Whenever a line in the material below includes "JSON", copy that line.

Segment Start: Material for this exercise

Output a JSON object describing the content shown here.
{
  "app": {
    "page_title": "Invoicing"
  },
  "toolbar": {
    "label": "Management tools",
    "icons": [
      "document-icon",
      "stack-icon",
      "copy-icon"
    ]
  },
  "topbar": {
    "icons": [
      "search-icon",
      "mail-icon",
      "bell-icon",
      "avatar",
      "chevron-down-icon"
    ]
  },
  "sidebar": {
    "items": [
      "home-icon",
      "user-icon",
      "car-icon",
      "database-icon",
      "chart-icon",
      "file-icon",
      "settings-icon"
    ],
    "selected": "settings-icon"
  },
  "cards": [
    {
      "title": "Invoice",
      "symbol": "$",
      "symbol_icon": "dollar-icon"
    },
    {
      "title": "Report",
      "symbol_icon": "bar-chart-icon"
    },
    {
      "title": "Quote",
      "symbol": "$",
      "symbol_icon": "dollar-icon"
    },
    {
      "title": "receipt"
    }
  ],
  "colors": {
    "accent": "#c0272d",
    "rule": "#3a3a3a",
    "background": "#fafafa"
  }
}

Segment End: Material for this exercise
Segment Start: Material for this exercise

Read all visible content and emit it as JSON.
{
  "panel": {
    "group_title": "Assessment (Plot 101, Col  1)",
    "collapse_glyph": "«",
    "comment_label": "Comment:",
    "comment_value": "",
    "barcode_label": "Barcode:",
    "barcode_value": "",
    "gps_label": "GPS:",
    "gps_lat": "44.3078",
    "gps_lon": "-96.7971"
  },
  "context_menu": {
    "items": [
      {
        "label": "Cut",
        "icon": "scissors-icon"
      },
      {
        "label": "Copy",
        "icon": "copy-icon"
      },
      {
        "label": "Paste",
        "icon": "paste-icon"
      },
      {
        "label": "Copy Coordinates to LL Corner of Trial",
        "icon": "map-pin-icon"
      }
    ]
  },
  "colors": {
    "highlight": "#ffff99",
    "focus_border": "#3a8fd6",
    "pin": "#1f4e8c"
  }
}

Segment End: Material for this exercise

■ Written response ■
Output a JSON object describing the content shown here.
Read all visible content and emit it as JSON.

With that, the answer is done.